“Many things that end up” being meaningful, writes social scientist Joseph Grenny, “have come from conference workshops, articles, or online videos that began as a chore and ended with an insight. My work in Kenya, for example, was heavily influenced by a Christian Science Monitor article I had forced myself to read 10 years earlier. Sometimes, we call things ‘boring’ simply because they lie outside the box we are currently in.”

If you were to come up with a punchline to a joke about the Monitor, that would probably be it. We’re seen as being global, fair, insightful, and perhaps a bit too earnest. We’re the bran muffin of journalism.

But you know what? We change lives. And I’m going to argue that we change lives precisely because we force open that too-small box that most human beings think they live in.

The Monitor is a peculiar little publication that’s hard for the world to figure out. We’re run by a church, but we’re not only for church members and we’re not about converting people. We’re known as being fair even as the world becomes as polarized as at any time since the newspaper’s founding in 1908.

We have a mission beyond circulation, we want to bridge divides. We’re about kicking down the door of thought everywhere and saying, “You are bigger and more capable than you realize.
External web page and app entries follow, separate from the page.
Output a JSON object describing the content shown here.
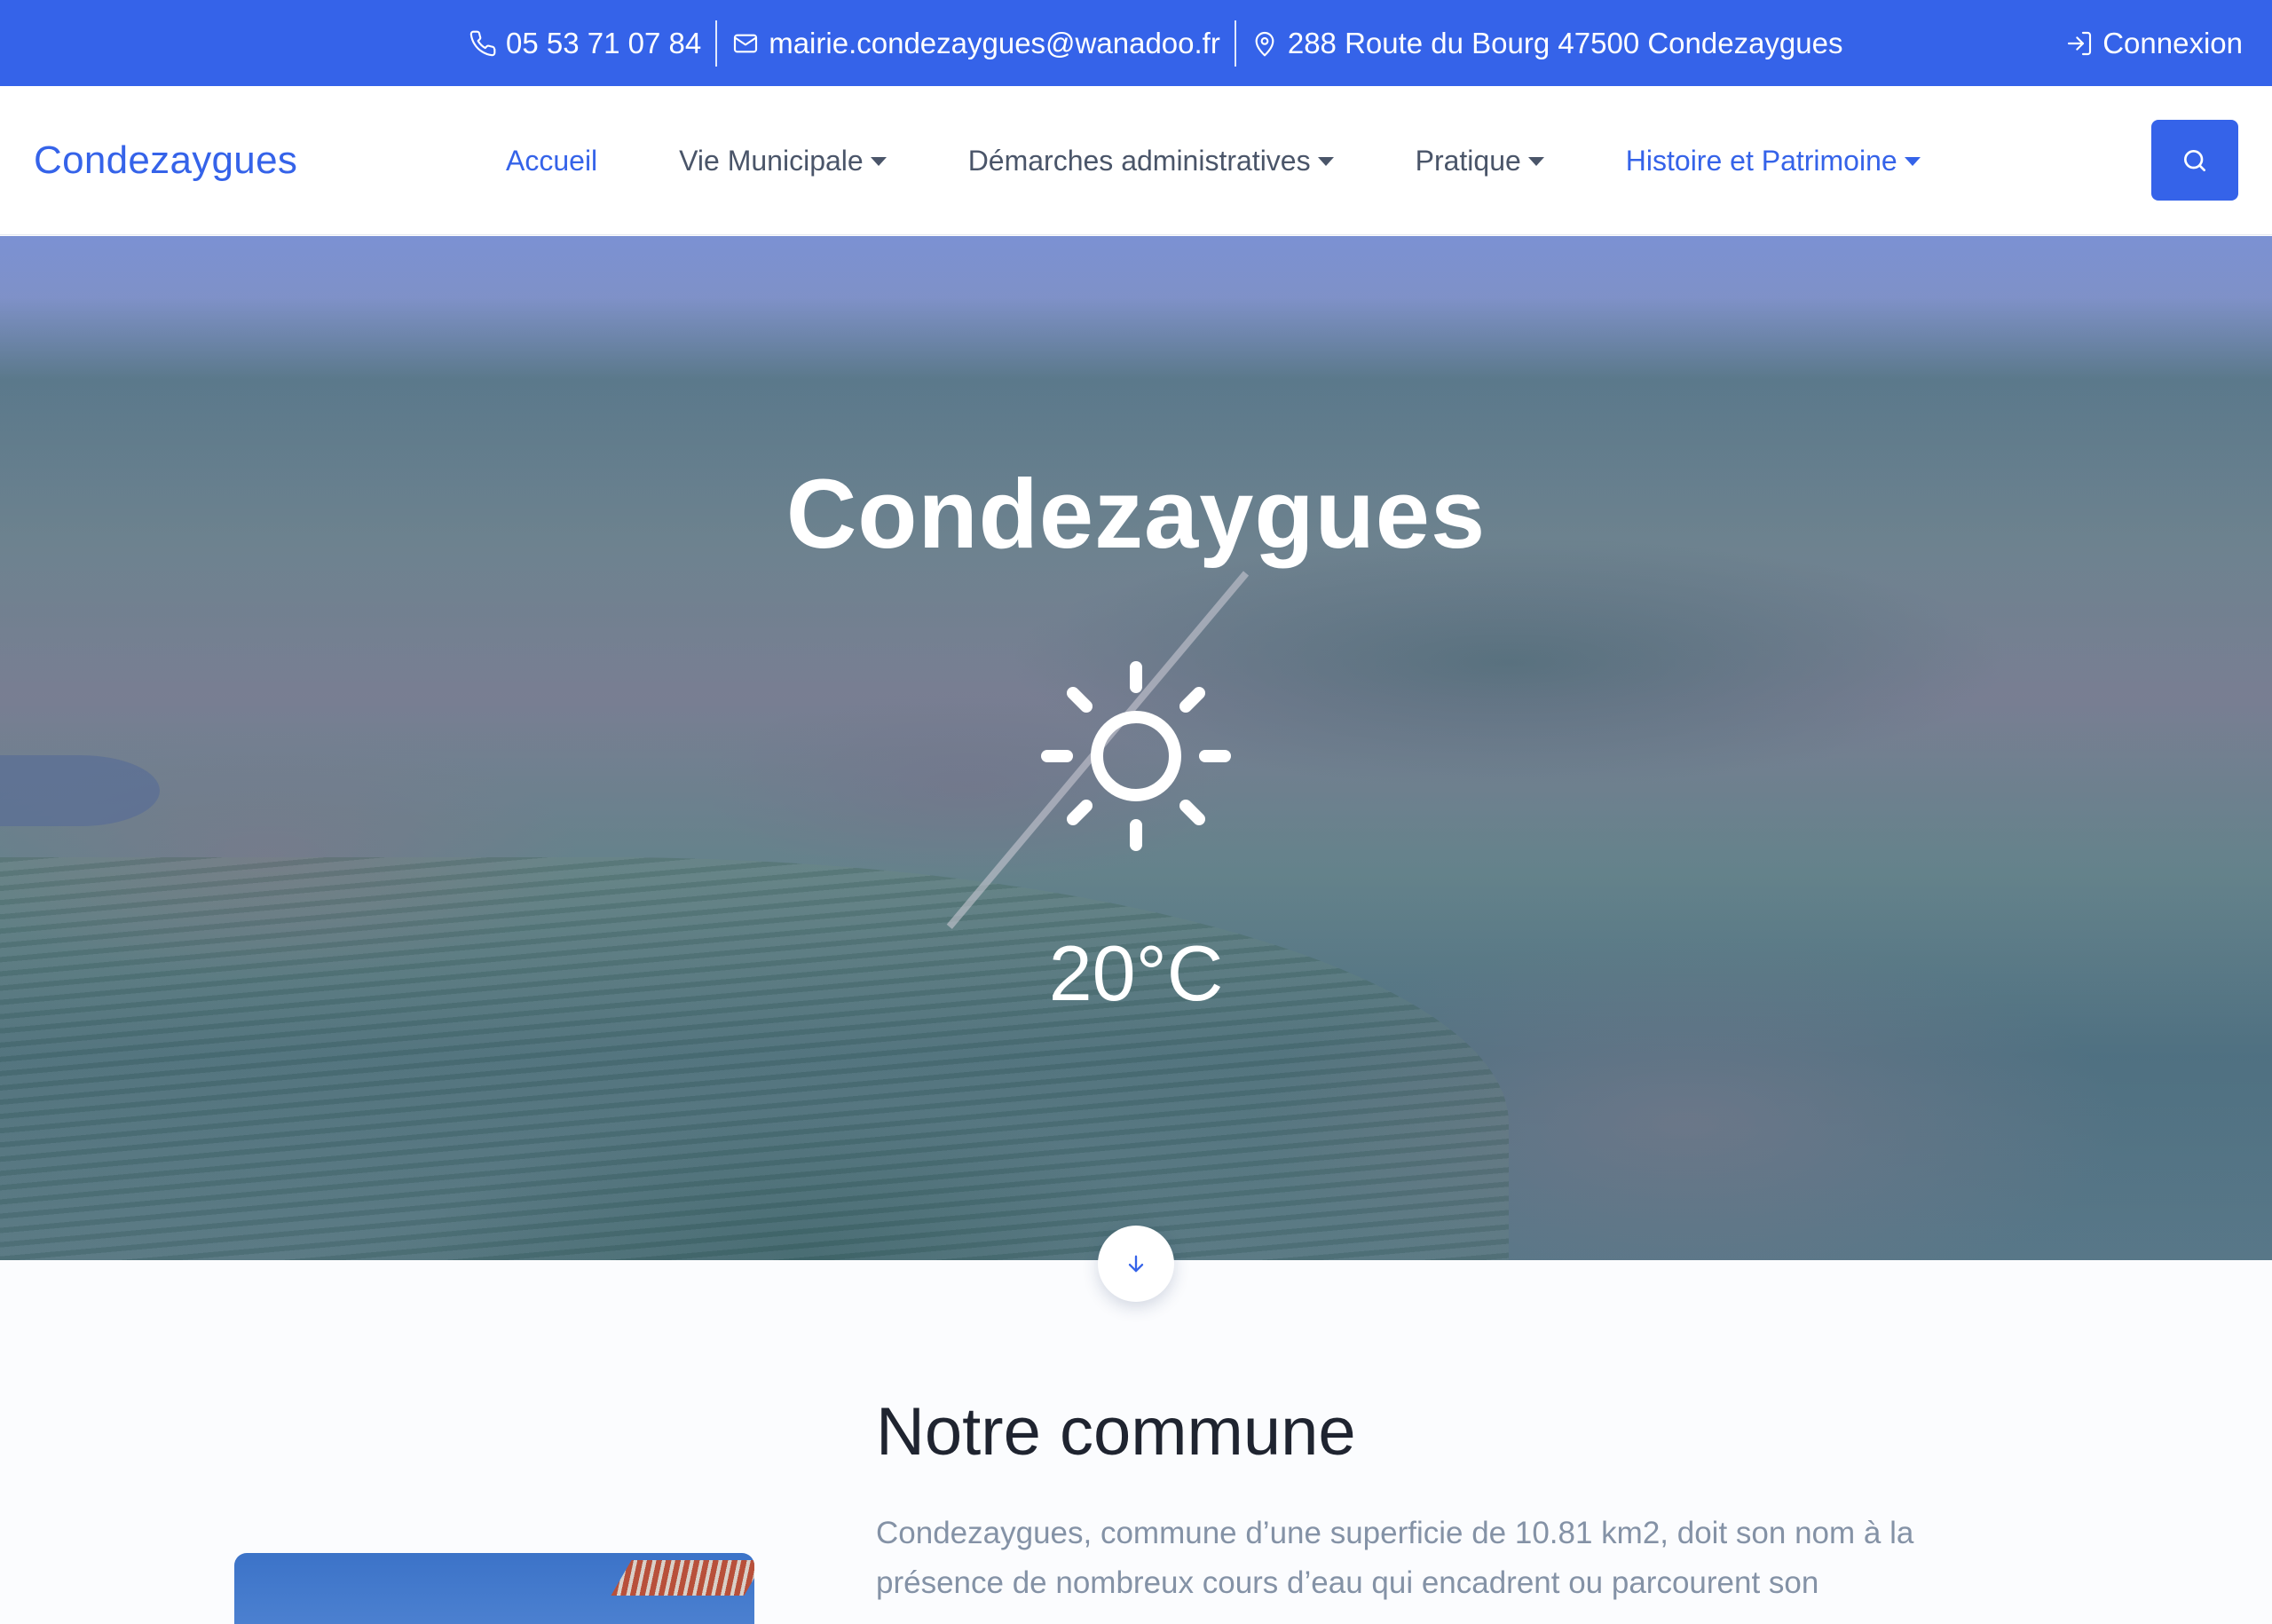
{
  "topbar": {
    "phone": "05 53 71 07 84",
    "email": "mairie.condezaygues@wanadoo.fr",
    "address": "288 Route du Bourg 47500 Condezaygues",
    "login_label": "Connexion"
  },
  "navbar": {
    "brand": "Condezaygues",
    "items": [
      {
        "label": "Accueil"
      },
      {
        "label": "Vie Municipale"
      },
      {
        "label": "Démarches administratives"
      },
      {
        "label": "Pratique"
      },
      {
        "label": "Histoire et Patrimoine"
      }
    ]
  },
  "hero": {
    "title": "Condezaygues",
    "weather_icon": "sun-icon",
    "temperature": "20°C"
  },
  "section": {
    "title": "Notre commune",
    "text": "Condezaygues, commune d’une superficie de 10.81 km2, doit son nom à la présence de nombreux cours d’eau qui encadrent ou parcourent son"
  },
  "colors": {
    "primary": "#3563e9",
    "nav_text": "#4a5569",
    "heading": "#1f2430",
    "body_text": "#8492a6"
  }
}
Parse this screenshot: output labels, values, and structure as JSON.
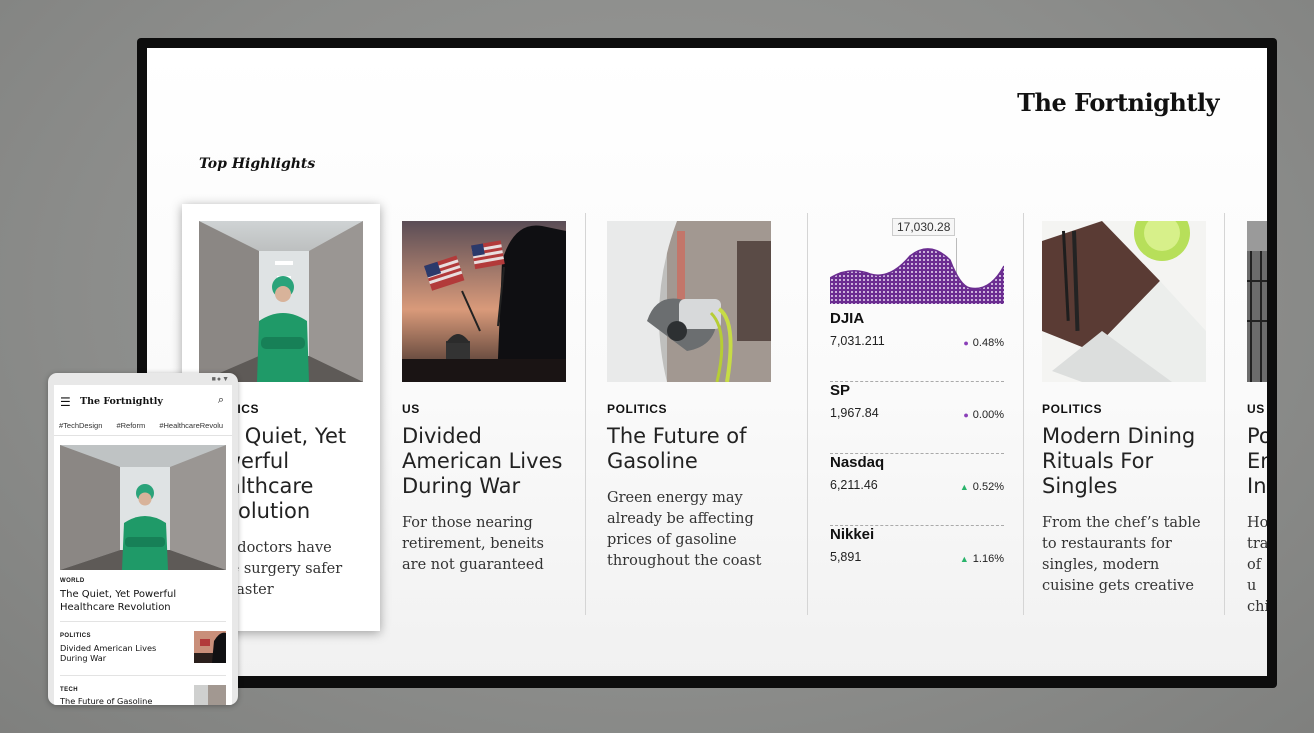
{
  "brand": "The Fortnightly",
  "section_title": "Top Highlights",
  "cards": [
    {
      "category": "POLITICS",
      "headline": "The Quiet, Yet Powerful Healthcare Revolution",
      "dek": "New doctors have made surgery safer and faster"
    },
    {
      "category": "US",
      "headline": "Divided American Lives During War",
      "dek": "For those nearing retirement, beneits are not guaranteed"
    },
    {
      "category": "POLITICS",
      "headline": "The Future of Gasoline",
      "dek": "Green energy may already be affecting prices of gasoline throughout the coast"
    },
    {
      "category": "POLITICS",
      "headline": "Modern Dining Rituals For Singles",
      "dek": "From the chef’s table to restaurants for singles, modern cuisine gets creative"
    },
    {
      "category": "US",
      "headline": "Po En In",
      "dek": "Ho tra of u chi"
    }
  ],
  "market": {
    "tooltip": "17,030.28",
    "stocks": [
      {
        "name": "DJIA",
        "value": "7,031.211",
        "change": "0.48%",
        "color": "#8a3fb8"
      },
      {
        "name": "SP",
        "value": "1,967.84",
        "change": "0.00%",
        "color": "#8a3fb8"
      },
      {
        "name": "Nasdaq",
        "value": "6,211.46",
        "change": "0.52%",
        "color": "#29b36b"
      },
      {
        "name": "Nikkei",
        "value": "5,891",
        "change": "1.16%",
        "color": "#29b36b"
      }
    ]
  },
  "phone": {
    "brand": "The Fortnightly",
    "tags": [
      "#TechDesign",
      "#Reform",
      "#HealthcareRevolu"
    ],
    "story1": {
      "category": "WORLD",
      "title": "The Quiet, Yet Powerful Healthcare Revolution"
    },
    "story2": {
      "category": "POLITICS",
      "title": "Divided American Lives During War"
    },
    "story3": {
      "category": "TECH",
      "title": "The Future of Gasoline"
    }
  },
  "colors": {
    "accent_purple": "#6b2d91",
    "up_green": "#29b36b"
  }
}
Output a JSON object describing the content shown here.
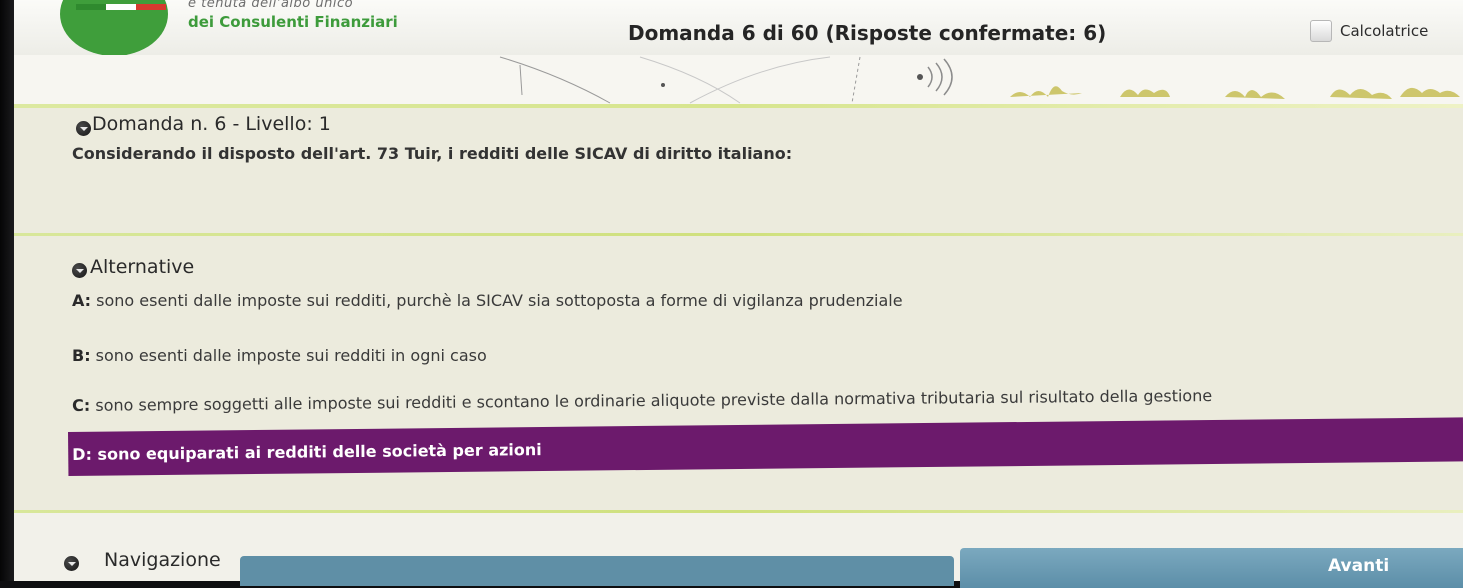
{
  "header": {
    "logo_line1": "e tenuta dell'albo unico",
    "logo_line2": "dei Consulenti Finanziari",
    "title": "Domanda 6 di 60 (Risposte confermate: 6)",
    "calculator_label": "Calcolatrice"
  },
  "question": {
    "heading": "Domanda n. 6 - Livello: 1",
    "text": "Considerando il disposto dell'art. 73 Tuir, i redditi delle SICAV di diritto italiano:"
  },
  "alternatives": {
    "heading": "Alternative",
    "options": [
      {
        "letter": "A:",
        "text": " sono esenti dalle imposte sui redditi, purchè la SICAV sia sottoposta a forme di vigilanza prudenziale"
      },
      {
        "letter": "B:",
        "text": " sono esenti dalle imposte sui redditi in ogni caso"
      },
      {
        "letter": "C:",
        "text": " sono sempre soggetti alle imposte sui redditi e scontano le ordinarie aliquote previste dalla normativa tributaria sul risultato della gestione"
      },
      {
        "letter": "D:",
        "text": " sono equiparati ai redditi delle società per azioni"
      }
    ],
    "selected_letter": "D"
  },
  "navigation": {
    "heading": "Navigazione",
    "next_label": "Avanti"
  },
  "colors": {
    "selected_bg": "#6c1a6c",
    "accent_green": "#3d9b3b",
    "nav_button": "#5f8fa6"
  }
}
And we can prove it.”

If you’re looking for bran muffin journalism, you can subscribe to the Monitor for $15. You’ll get the Monitor Weekly magazine, the Monitor Daily email, and unlimited access to CSMonitor.com.